Lane, whose credentials include stints as vice president of NBC News and CBS News, had worked with Kaplan before. He had, in fact, been one of Kaplan's mentors and had helped put him on the road to CNN's presidency. ``John Lane is an idol to me," Kaplan says.
Connor also assigned Oliver a supervisor in Washington: 62-year-old Jack Smith, a political producer for CNN, formerly CBS-TV's Washington bureau chief and another of Kaplan's trusted mentors. Smith and Lane went way back to their days as newspapermen in Chicago in the '60s, where they had met Kaplan. ``Jack is one of the finest human beings I know," Kaplan says. ``I have more respect for Jack Smith than for anyone I can think of. I would trust him with my life." Lane and Smith, Kaplan says, ``were like family to me."
Lane and Smith also remained close friends. ``I love Jack Smith," Lane says. The three linked up at CNN, where Smith hired Oliver and saw in her some of the same qualities he had seen in a young Rick Kaplan.
T HE TEAM ASSEMBLED, HILL AND and Connor laid down the ground rules, Oliver recalls. Smith, working with Oliver in Washington, would ``make sure all your i's are dotted and t's are crossed," she says they told her. Connor continued to provide close supervision, Oliver and Smith say, while Hill, based in Atlanta, had more intermittent contact. Connor, who divided his time between Washington and Atlanta, ``received every interview, approved every interview request, approved the budget, approved the outline, approved every version of the script," says Oliver. ###

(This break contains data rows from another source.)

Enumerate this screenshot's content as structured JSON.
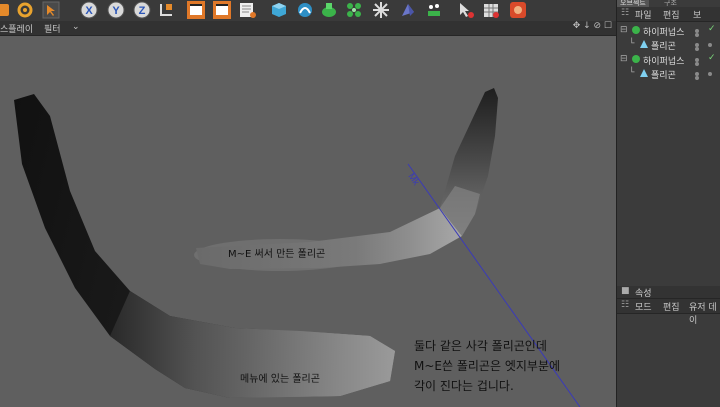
{
  "viewport": {
    "menu": [
      "스플레이",
      "필터"
    ],
    "nav_icons": "✥ ↓ ⊘ ☐"
  },
  "annotations": {
    "me_polygon": "M~E 써서 만든 폴리곤",
    "menu_polygon": "메뉴에 있는 폴리곤",
    "explanation": [
      "둘다 같은 사각 폴리곤인데",
      "M~E쓴 폴리곤은 엣지부분에",
      "각이 진다는 겁니다."
    ]
  },
  "object_manager": {
    "tab_label": "오브젝트",
    "tab2_label": "구조",
    "menu": [
      "파일",
      "편집",
      "보"
    ],
    "tree": [
      {
        "label": "하이퍼넙스",
        "type": "hypernurbs"
      },
      {
        "label": "폴리곤",
        "type": "polygon"
      },
      {
        "label": "하이퍼넙스",
        "type": "hypernurbs"
      },
      {
        "label": "폴리곤",
        "type": "polygon"
      }
    ]
  },
  "attributes": {
    "title": "속성",
    "menu": [
      "모드",
      "편집",
      "유저 데이"
    ]
  },
  "colors": {
    "viewport_bg": "#5f5f5f",
    "toolbar_bg": "#3a3a3a",
    "accent_orange": "#e07828",
    "axis_blue": "#3a3ab8"
  },
  "toolbar_icons": [
    "lock-icon",
    "refresh-icon",
    "select-icon",
    "x-axis-icon",
    "y-axis-icon",
    "z-axis-icon",
    "coord-icon",
    "render-view-icon",
    "render-picture-icon",
    "render-settings-icon",
    "cube-icon",
    "spline-icon",
    "nurbs-icon",
    "array-icon",
    "deformer-icon",
    "scene-icon",
    "light-icon",
    "brush-icon",
    "grid-icon",
    "python-icon"
  ]
}
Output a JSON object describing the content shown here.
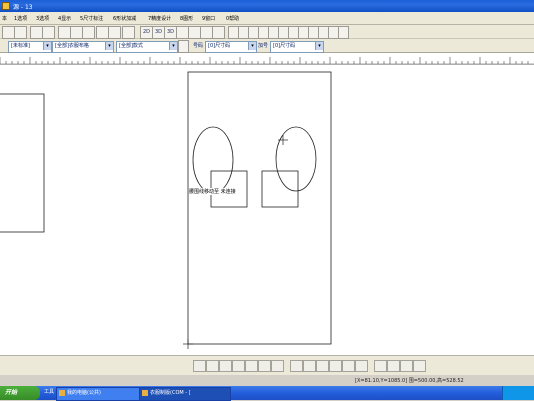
{
  "window": {
    "title": "源 - 13"
  },
  "menu": [
    "本",
    "1选项",
    "3选项",
    "4显示",
    "5尺寸标注",
    "6形状加减",
    "7精度设计",
    "8图形",
    "9窗口",
    "0帮助"
  ],
  "toolbar1": {
    "buttons": [
      "",
      "",
      "",
      "",
      "",
      "",
      "",
      "",
      "",
      "",
      "",
      "",
      "2D",
      "3D",
      "3D",
      "",
      "",
      "",
      "",
      "",
      "",
      "",
      "",
      "",
      "",
      "",
      "",
      "",
      "",
      "",
      "",
      "",
      "",
      ""
    ]
  },
  "toolbar2": {
    "combos": [
      {
        "value": "[未标准]"
      },
      {
        "value": "[全部]衣服布格"
      },
      {
        "value": "[全部]款式"
      }
    ],
    "labels": [
      "号码",
      "加号"
    ],
    "combo_values": [
      "[0]尺寸码",
      "[0]尺寸码"
    ]
  },
  "canvas": {
    "text_label": "腰围线移动至  未连接"
  },
  "status": {
    "text": "[X=81.10,Y=1085.0] 围=500.00,高=528.52"
  },
  "taskbar": {
    "start": "开始",
    "tray_label": "工具",
    "tasks": [
      "我的电脑(公共)",
      "衣服制版(COM - ["
    ]
  },
  "colors": {
    "titlebar": "#0f4fc3",
    "taskbar": "#245edb",
    "start": "#378c28"
  }
}
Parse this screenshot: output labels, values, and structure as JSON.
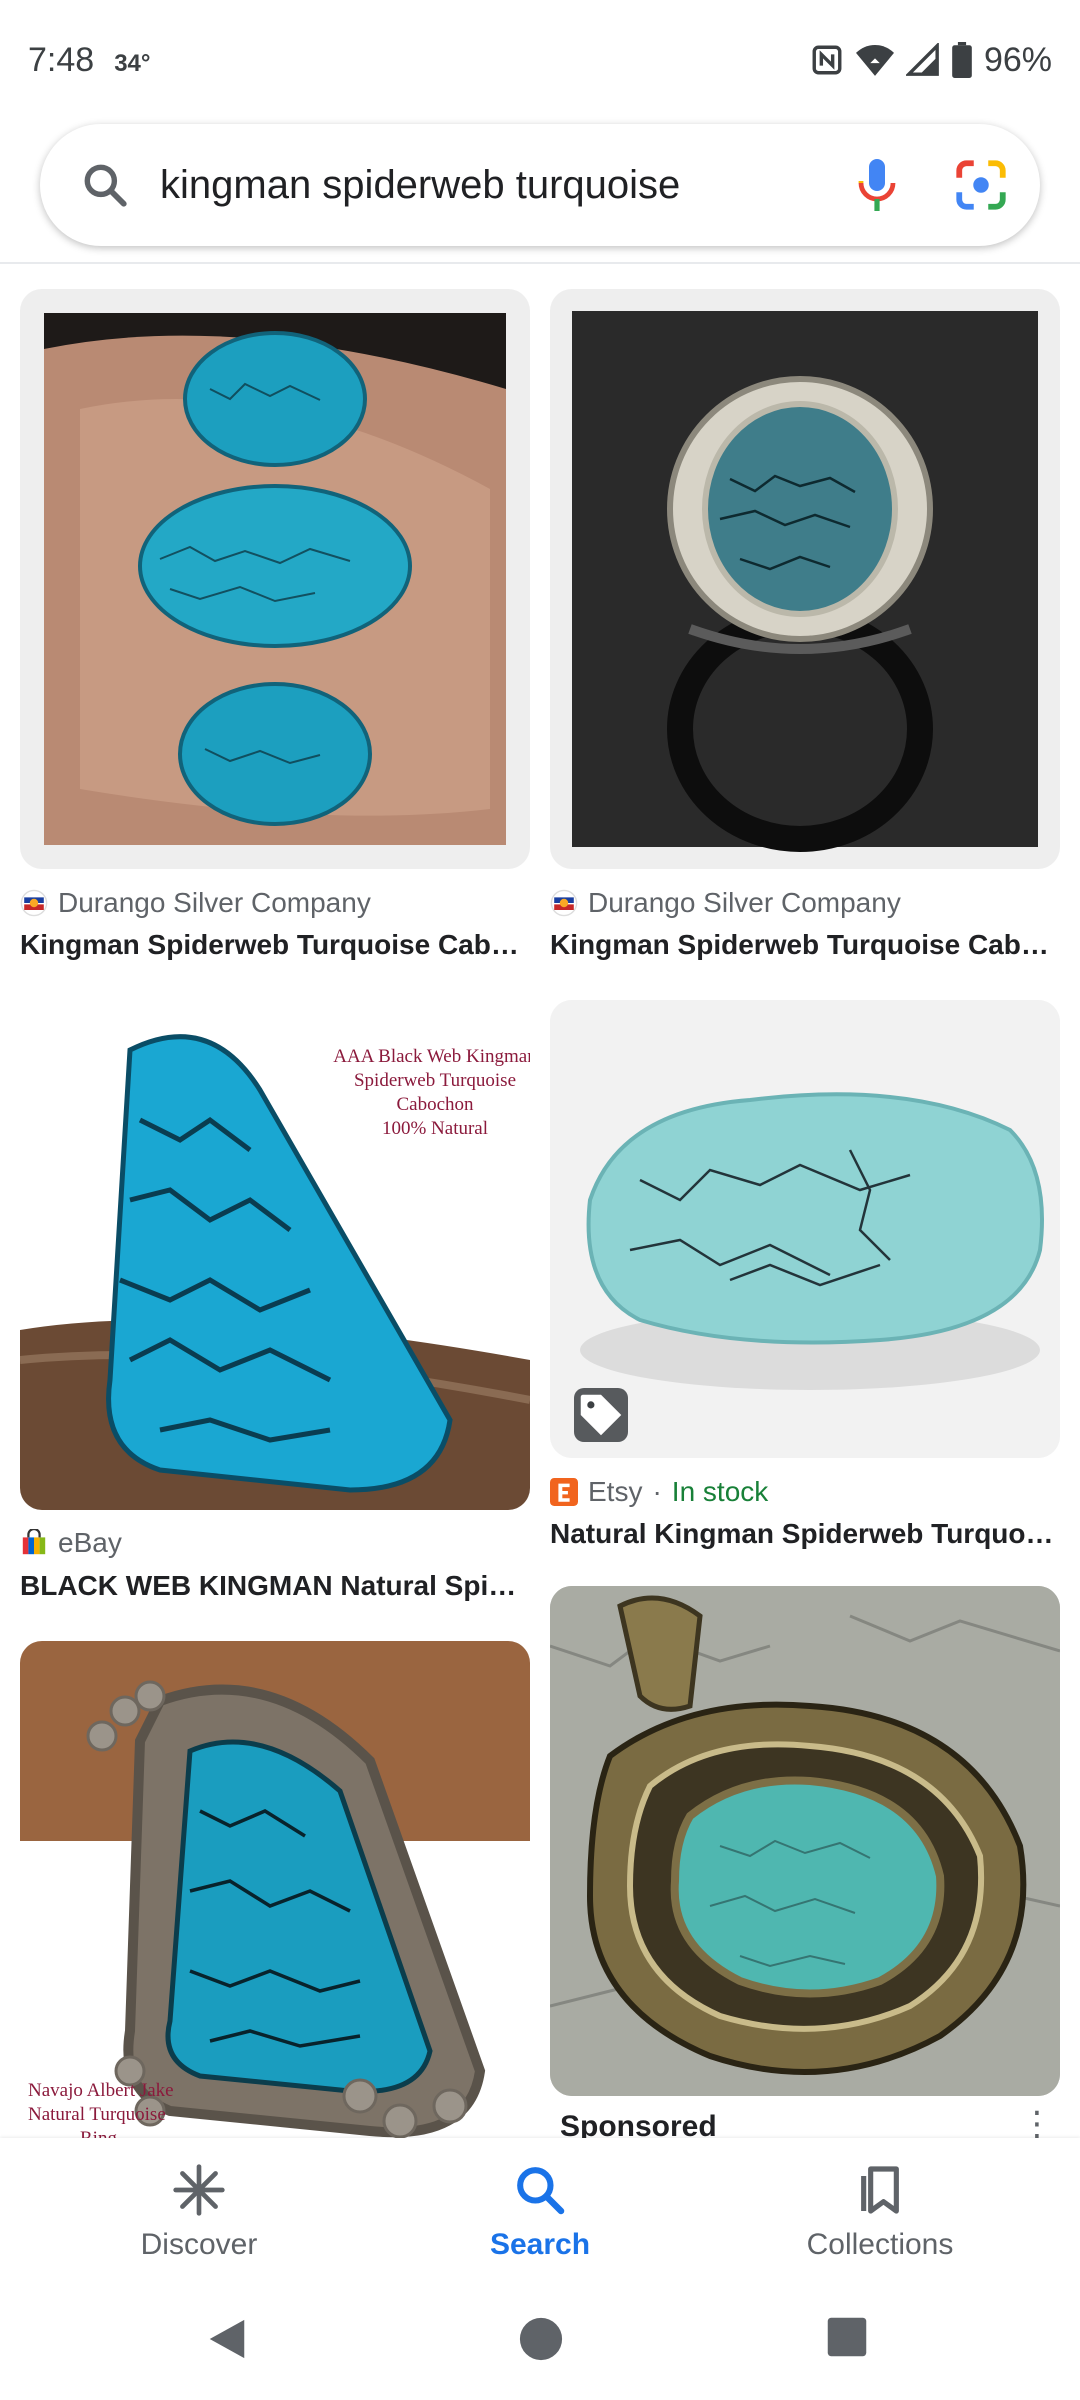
{
  "status": {
    "time": "7:48",
    "temp": "34°",
    "battery": "96%",
    "icons": [
      "nfc-icon",
      "wifi-icon",
      "signal-icon",
      "battery-icon"
    ]
  },
  "search": {
    "query": "kingman spiderweb turquoise",
    "icons": [
      "search-icon",
      "mic-icon",
      "lens-icon"
    ]
  },
  "results": [
    {
      "source": "Durango Silver Company",
      "title": "Kingman Spiderweb Turquoise Cabo…"
    },
    {
      "source": "Durango Silver Company",
      "title": "Kingman Spiderweb Turquoise Cabo…"
    },
    {
      "source": "eBay",
      "title": "BLACK WEB KINGMAN Natural Spide…",
      "image_text": [
        "AAA Black Web Kingman",
        "Spiderweb Turquoise",
        "Cabochon",
        "100% Natural"
      ]
    },
    {
      "source": "Etsy",
      "availability": "In stock",
      "separator": "·",
      "title": "Natural Kingman Spiderweb Turquoi…"
    },
    {
      "image_text": [
        "Navajo Albert Jake",
        "Natural Turquoise",
        "Ring"
      ]
    },
    {
      "label": "Sponsored",
      "menu": "⋮"
    }
  ],
  "bottom_nav": {
    "items": [
      {
        "label": "Discover",
        "icon": "asterisk-icon"
      },
      {
        "label": "Search",
        "icon": "search-icon",
        "active": true
      },
      {
        "label": "Collections",
        "icon": "bookmarks-icon"
      }
    ]
  },
  "colors": {
    "accent": "#1a73e8",
    "turquoise": "#1fa4c4",
    "in_stock": "#188038"
  }
}
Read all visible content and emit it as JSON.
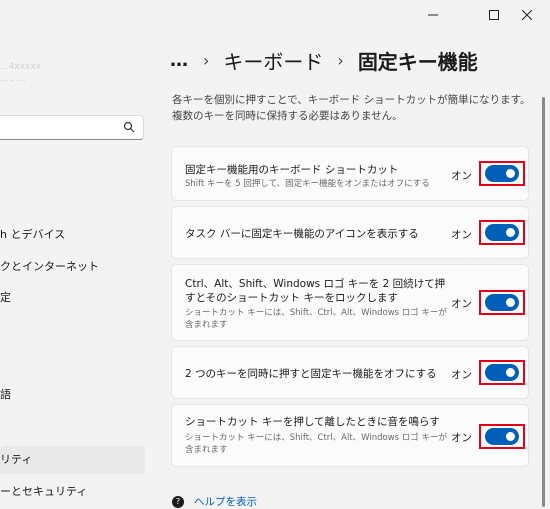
{
  "window": {
    "minimize_icon": "minimize-icon",
    "maximize_icon": "maximize-icon",
    "close_icon": "close-icon"
  },
  "sidebar": {
    "user_name": "...4xxxxx",
    "user_email": "...., ...",
    "search_placeholder": "",
    "items": [
      {
        "label": "h とデバイス"
      },
      {
        "label": "クとインターネット"
      },
      {
        "label": "定"
      },
      {
        "label": "語"
      },
      {
        "label": "リティ",
        "selected": true
      },
      {
        "label": "ーとセキュリティ"
      }
    ]
  },
  "breadcrumb": {
    "more": "…",
    "sep": "›",
    "parent": "キーボード",
    "current": "固定キー機能"
  },
  "description": "各キーを個別に押すことで、キーボード ショートカットが簡単になります。複数のキーを同時に保持する必要はありません。",
  "settings": [
    {
      "title": "固定キー機能用のキーボード ショートカット",
      "subtitle": "Shift キーを 5 回押して、固定キー機能をオンまたはオフにする",
      "state": "オン",
      "on": true
    },
    {
      "title": "タスク バーに固定キー機能のアイコンを表示する",
      "subtitle": "",
      "state": "オン",
      "on": true
    },
    {
      "title": "Ctrl、Alt、Shift、Windows ロゴ キーを 2 回続けて押すとそのショートカット キーをロックします",
      "subtitle": "ショートカット キーには、Shift、Ctrl、Alt、Windows ロゴ キーが含まれます",
      "state": "オン",
      "on": true
    },
    {
      "title": "2 つのキーを同時に押すと固定キー機能をオフにする",
      "subtitle": "",
      "state": "オン",
      "on": true
    },
    {
      "title": "ショートカット キーを押して離したときに音を鳴らす",
      "subtitle": "ショートカット キーには、Shift、Ctrl、Alt、Windows ロゴ キーが含まれます",
      "state": "オン",
      "on": true
    }
  ],
  "help": {
    "label": "ヘルプを表示"
  },
  "colors": {
    "accent": "#005fb8",
    "highlight": "#e0001b"
  }
}
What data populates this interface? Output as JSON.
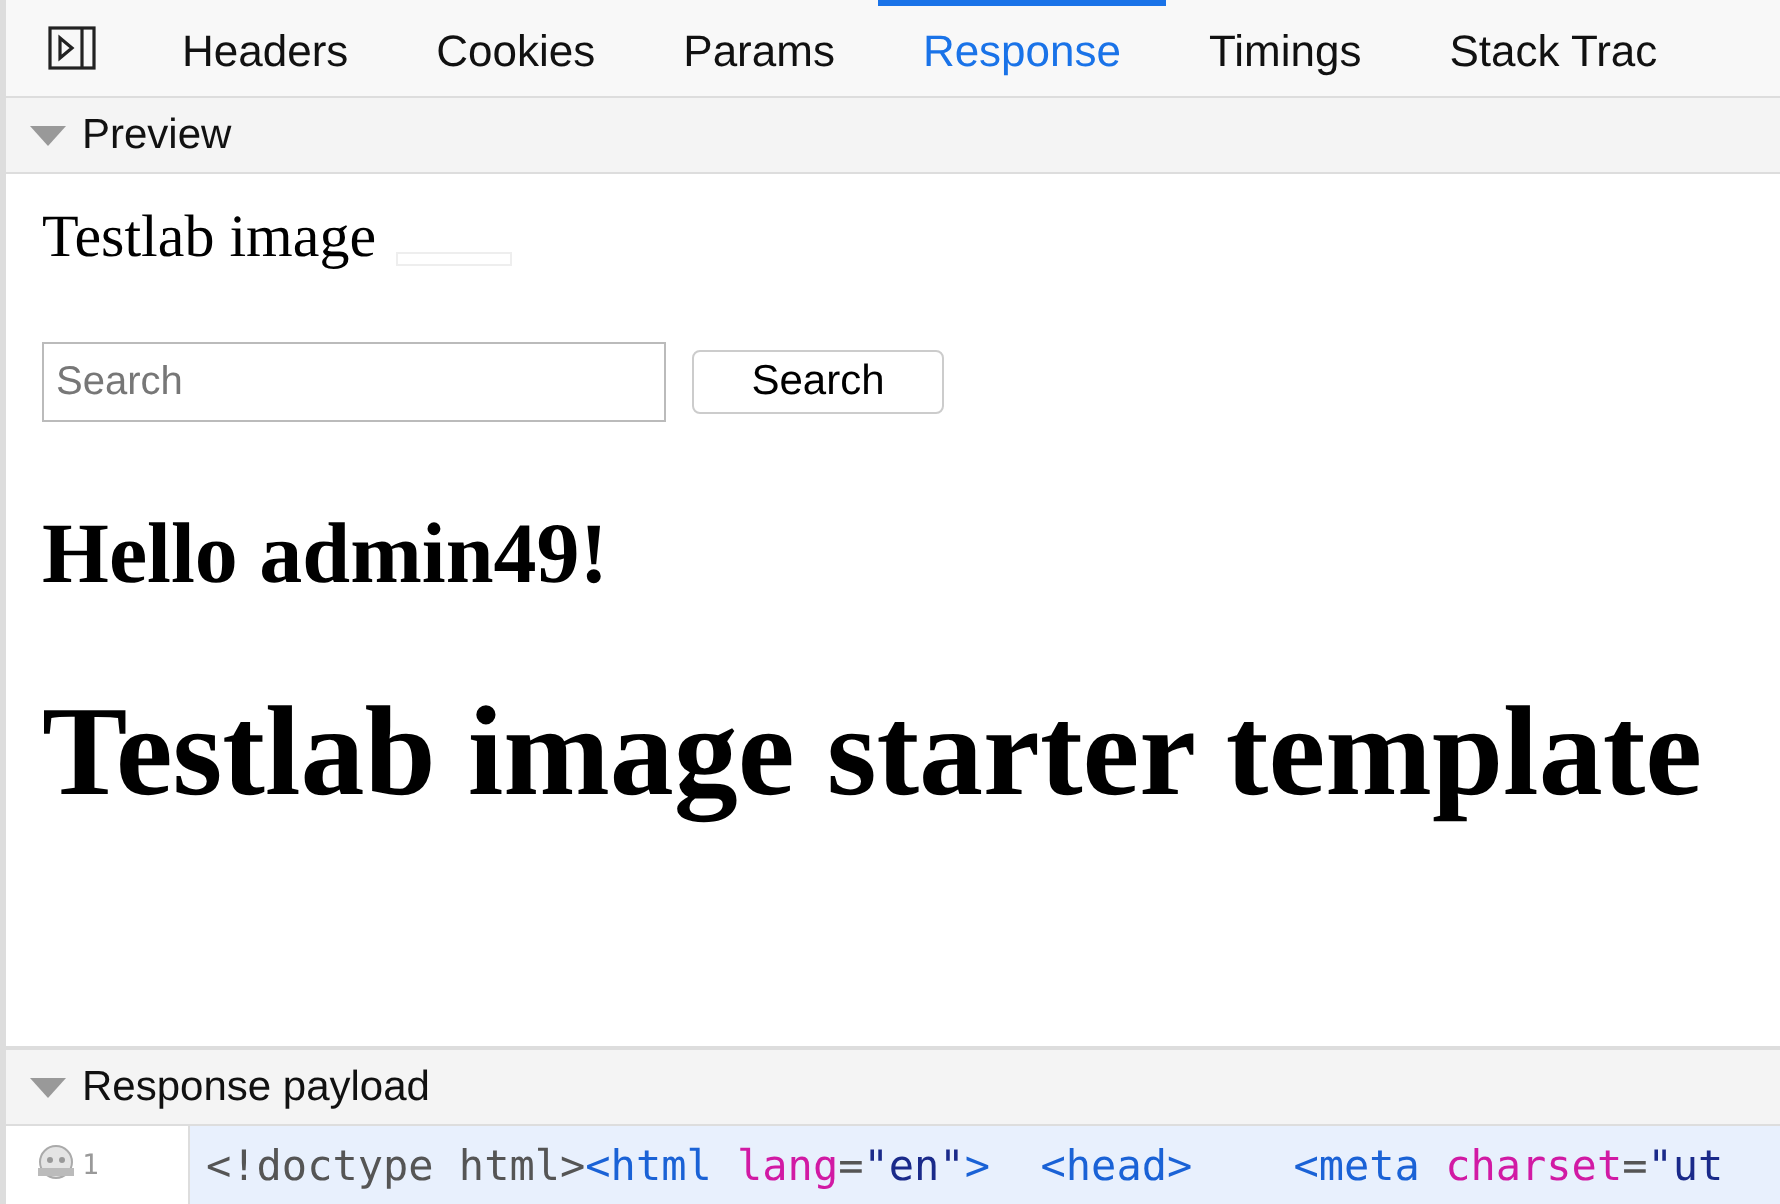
{
  "tabs": [
    {
      "label": "Headers",
      "selected": false
    },
    {
      "label": "Cookies",
      "selected": false
    },
    {
      "label": "Params",
      "selected": false
    },
    {
      "label": "Response",
      "selected": true
    },
    {
      "label": "Timings",
      "selected": false
    },
    {
      "label": "Stack Trac",
      "selected": false
    }
  ],
  "preview": {
    "title": "Preview",
    "expanded": true,
    "site_title": "Testlab image",
    "search": {
      "placeholder": "Search"
    },
    "search_button": "Search",
    "greeting": "Hello admin49!",
    "heading": "Testlab image starter template"
  },
  "payload": {
    "title": "Response payload",
    "expanded": true,
    "line_number": "1",
    "tokens": [
      {
        "kind": "doctype",
        "text": "<!doctype html>"
      },
      {
        "kind": "tag",
        "text": "<html"
      },
      {
        "kind": "attr",
        "text": " lang"
      },
      {
        "kind": "punct",
        "text": "="
      },
      {
        "kind": "value",
        "text": "\"en\""
      },
      {
        "kind": "tag",
        "text": ">"
      },
      {
        "kind": "tag",
        "text": "  <head>"
      },
      {
        "kind": "tag",
        "text": "    <meta"
      },
      {
        "kind": "attr",
        "text": " charset"
      },
      {
        "kind": "punct",
        "text": "="
      },
      {
        "kind": "value",
        "text": "\"ut"
      }
    ]
  }
}
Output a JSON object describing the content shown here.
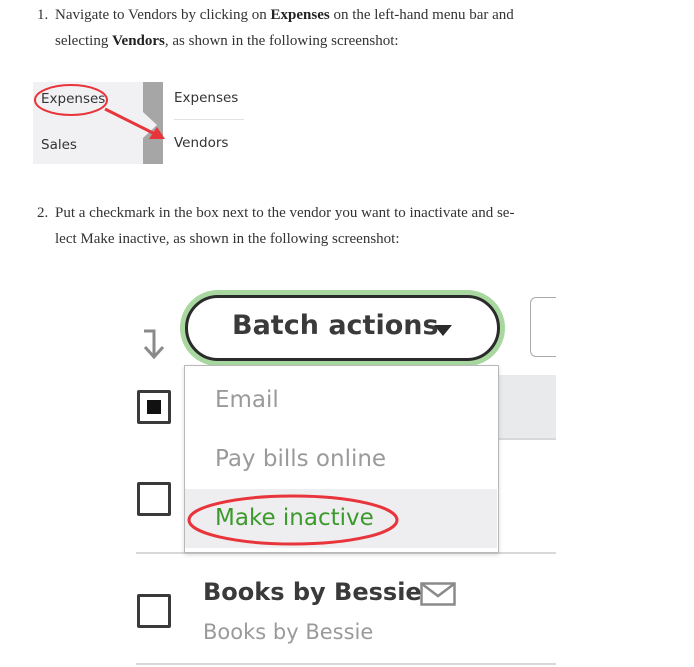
{
  "step1": {
    "number": "1.",
    "line1_a": "Navigate to Vendors by clicking on ",
    "line1_bold": "Expenses",
    "line1_b": " on the left-hand menu bar and",
    "line2_a": "selecting ",
    "line2_bold": "Vendors",
    "line2_b": ", as shown in the following screenshot:"
  },
  "figure1": {
    "left_menu": [
      "Expenses",
      "Sales"
    ],
    "sub_menu": [
      "Expenses",
      "Vendors"
    ],
    "annotation_color": "#e8353b"
  },
  "step2": {
    "number": "2.",
    "line1": "Put a checkmark in the box next to the vendor you want to inactivate and se-",
    "line2": "lect Make inactive, as shown in the following screenshot:"
  },
  "figure2": {
    "batch_button_label": "Batch actions",
    "caret_icon": "caret-down-icon",
    "sort_icon": "sort-arrow-icon",
    "dropdown_items": [
      "Email",
      "Pay bills online",
      "Make inactive"
    ],
    "selected_item": "Make inactive",
    "accent_green": "#3c9a2c",
    "highlight_ring": "#a8d8a0",
    "annotation_color": "#e8353b",
    "vendor": {
      "name": "Books by Bessie",
      "subtitle": "Books by Bessie",
      "icon": "mail-icon"
    },
    "header_checkbox_state": "indeterminate",
    "row_checkboxes": [
      false,
      false
    ]
  }
}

Oliver, 36, ambitious and smart, had done well at CNN since she arrived in 1994, say those who worked with her (see `` `I Will Be Vindicated,' "). With a Princeton degree and six years of experience producing documentaries and reporting for the ``MacNeil/Lehrer NewsHour," she was not as seasoned as other investigative reporters in the CNN unit, but she was among the newsmagazine's bright, young stars.
It is generally agreed that Hill's magazine unit produced ``some of the finest work at CNN," says one senior executive. Hill's reputation as a workaholic is legend, as is her attention to the visual details of a story, her tendency to play favorites and surround herself with loyalists-- smart, sophisticated, ambitious journalists. Some who have worked for Hill are fiercely critical, but others are equally devoted and dismiss her detractors as less successful or capable than her champions, resentful because they failed to make the A-team.
The critics, award winners among them, complain that Hill emphasizes style over substance, that she knows far more about documentary filmmaking than painstaking investigative reporting and that the team she entrusted to assemble ``Valley of Death" lacked the investigative skills necessary to put together a complicated expos¨„ of a top-secret operation. ``I'll stand on my record," Hill says, declining further comment.
Hill's record is impressive. She has spent more than 30 years in television, much of it producing award-winning documentaries. Under her direction, ABC's ``Close-up" unit won numerous awards. During her eight years at CNN, her production and reporting teams won 13 CableAce Awards, two Overseas Press Club Awards and two Joan Shorenstein Barone Awards.
``Pam has always been committed to doing TV journalism that is serious, interesting and engaging," says Nurith Aizenman, a former CNN associate producer who is now managing editor of The New Republic. ``I really hope that picture of her isn't lost."